Fame was thus more important than life itself, and the poems show warriors desperately competing with one another in order to acquire it. In this quest for glory, every man was out for himself. The hero was an egotist, obsessed with questions of honor and status, loudly boasting about his exploits, and prepared to sacrifice the good of the whole to enhance his own prestige. There was no kenosis, no self-surrender; the only way a warrior could “step outside” the confines of self was in the ekstasis of killing. When possessed by Ares, god of war, he experienced a superabundance of life and became divine, losing himself in aristeia and slaughtering anything that stood in his way. War was, therefore, the only activity that could give meaning to life. Every warrior was expected to excel, but to be the “best” (aristos) meant simply to excel in battle. No other quality or talent counted. In the heightened state of aristeia, the hero experienced a superabundance of life that flared up gloriously in contempt of death.
In India, priests and warriors alike were gradually moving toward the ideal of ahimsa (nonviolence). This would also characterize the other Axial spiritualities. But the Greeks never entirely abandoned the heroic ethos: their Axial Age would be political, scientific, and philosophical—but not religious. In presenting a warrior like Achilles as the model of excellence to which all men should aspire, Homer seems to have nothing in common with the spirit of the Axial Age. Yet standing on the threshold of a new era, Homer was able to look critically at the heroic ideal. He could see a terrible poignancy in the fate of the warrior, because in order to achieve the posthumous glory that was his raison d’etre, the hero had to die. He was wedded to death, just as, in the cult, he was confined to the dark chthonian regions, tortured by his mortality. For Homer too, death was a catastrophe.

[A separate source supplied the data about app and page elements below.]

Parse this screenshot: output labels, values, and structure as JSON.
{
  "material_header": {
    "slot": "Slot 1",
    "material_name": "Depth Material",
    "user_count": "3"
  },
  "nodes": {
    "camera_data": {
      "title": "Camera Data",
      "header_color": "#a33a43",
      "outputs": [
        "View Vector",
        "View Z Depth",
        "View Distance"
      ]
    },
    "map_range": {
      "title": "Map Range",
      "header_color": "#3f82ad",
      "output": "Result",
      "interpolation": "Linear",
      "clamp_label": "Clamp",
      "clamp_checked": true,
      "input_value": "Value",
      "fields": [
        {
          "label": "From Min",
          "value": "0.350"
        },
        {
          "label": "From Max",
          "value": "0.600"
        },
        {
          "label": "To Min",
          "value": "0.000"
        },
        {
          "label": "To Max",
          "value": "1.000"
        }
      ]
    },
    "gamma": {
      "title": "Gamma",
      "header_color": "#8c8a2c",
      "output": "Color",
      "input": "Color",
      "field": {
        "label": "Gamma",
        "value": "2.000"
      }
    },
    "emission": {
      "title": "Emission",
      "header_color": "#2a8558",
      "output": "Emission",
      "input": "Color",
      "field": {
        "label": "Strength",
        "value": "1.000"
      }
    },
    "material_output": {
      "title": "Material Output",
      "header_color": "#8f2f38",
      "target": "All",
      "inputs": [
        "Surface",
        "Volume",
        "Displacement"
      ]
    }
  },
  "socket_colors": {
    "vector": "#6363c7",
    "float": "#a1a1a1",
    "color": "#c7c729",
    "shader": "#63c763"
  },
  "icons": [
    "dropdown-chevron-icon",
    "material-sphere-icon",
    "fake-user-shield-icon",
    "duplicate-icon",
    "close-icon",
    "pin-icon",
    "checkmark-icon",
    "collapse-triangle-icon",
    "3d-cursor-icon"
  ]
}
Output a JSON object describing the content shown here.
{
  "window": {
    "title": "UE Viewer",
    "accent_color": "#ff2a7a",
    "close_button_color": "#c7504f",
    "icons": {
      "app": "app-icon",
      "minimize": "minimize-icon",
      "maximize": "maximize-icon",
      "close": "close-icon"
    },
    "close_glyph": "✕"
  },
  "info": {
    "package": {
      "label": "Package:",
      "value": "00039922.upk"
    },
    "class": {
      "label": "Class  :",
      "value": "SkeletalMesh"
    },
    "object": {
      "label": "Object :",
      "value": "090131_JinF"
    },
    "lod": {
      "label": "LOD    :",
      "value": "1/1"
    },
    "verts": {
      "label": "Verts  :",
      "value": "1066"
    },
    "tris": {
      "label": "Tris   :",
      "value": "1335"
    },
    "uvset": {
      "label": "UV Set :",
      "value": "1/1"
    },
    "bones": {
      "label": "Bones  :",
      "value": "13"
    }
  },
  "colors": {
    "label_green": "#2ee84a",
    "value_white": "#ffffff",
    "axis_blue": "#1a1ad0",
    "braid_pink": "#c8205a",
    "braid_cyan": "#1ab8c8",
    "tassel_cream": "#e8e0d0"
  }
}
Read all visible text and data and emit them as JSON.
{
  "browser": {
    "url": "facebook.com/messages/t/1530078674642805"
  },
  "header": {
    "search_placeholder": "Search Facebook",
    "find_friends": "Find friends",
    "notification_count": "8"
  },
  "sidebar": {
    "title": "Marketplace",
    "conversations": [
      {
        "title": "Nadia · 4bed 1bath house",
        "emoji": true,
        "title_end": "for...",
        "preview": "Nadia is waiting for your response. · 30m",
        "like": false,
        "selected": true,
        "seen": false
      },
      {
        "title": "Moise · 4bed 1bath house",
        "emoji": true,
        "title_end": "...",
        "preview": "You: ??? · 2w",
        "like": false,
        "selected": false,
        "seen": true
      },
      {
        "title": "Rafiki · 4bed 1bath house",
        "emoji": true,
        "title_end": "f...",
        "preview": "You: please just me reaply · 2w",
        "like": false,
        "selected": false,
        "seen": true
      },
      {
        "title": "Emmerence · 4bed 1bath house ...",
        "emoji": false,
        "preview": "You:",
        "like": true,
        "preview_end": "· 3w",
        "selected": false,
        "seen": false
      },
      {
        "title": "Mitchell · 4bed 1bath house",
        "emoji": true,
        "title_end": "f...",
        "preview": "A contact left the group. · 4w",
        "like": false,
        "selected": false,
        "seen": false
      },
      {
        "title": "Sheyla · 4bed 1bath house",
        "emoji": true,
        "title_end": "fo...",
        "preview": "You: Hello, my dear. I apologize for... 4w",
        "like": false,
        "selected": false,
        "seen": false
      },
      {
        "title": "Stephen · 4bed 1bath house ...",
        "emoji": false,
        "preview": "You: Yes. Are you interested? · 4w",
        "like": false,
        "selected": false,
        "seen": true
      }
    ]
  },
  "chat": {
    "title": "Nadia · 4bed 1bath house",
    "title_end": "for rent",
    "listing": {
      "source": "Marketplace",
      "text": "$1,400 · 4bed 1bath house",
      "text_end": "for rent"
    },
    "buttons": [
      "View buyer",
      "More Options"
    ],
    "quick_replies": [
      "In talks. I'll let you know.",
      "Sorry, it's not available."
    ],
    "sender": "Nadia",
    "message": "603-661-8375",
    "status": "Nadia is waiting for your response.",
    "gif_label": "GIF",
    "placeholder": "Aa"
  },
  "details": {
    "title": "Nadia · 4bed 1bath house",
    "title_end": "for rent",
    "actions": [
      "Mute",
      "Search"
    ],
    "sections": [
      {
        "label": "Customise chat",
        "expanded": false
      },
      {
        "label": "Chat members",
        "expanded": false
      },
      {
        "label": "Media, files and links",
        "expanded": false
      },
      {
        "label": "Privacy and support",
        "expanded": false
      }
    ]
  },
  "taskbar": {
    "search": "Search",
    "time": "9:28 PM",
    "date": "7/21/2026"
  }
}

The Iliad was a poem about death, its characters dominated by the compulsion to kill or be killed. The story moved inexorably toward inevitable extinction: to the deaths of Patroclus, Hector, Achilles, and the beautiful city of Troy itself. In the Odyssey too, death was a black transcendence, ineffable and inconceivable. When Odysseus visited the underworld, he was horrified by the sight of the swarming, gibbering crowds of the dead, whose humanity had obscenely disintegrated. Yet when he met the shade of Achilles, Odysseus begged him not to grieve: “No man has ever been more blest than you in days past, or will be in days to come. For before you died, we Achaeans honoured you like a god, and now in this place, you lord it among the dead.” But Achilles would have none of this. “Don’t gloss over death to me in order to console me,” he replied, in words that entirely discounted the aristocratic warrior ethos. “I would rather be above ground still and labouring for some poor peasant man than be the lord over the lifeless dead.” There was a fearful void at the heart of the heroic ideal.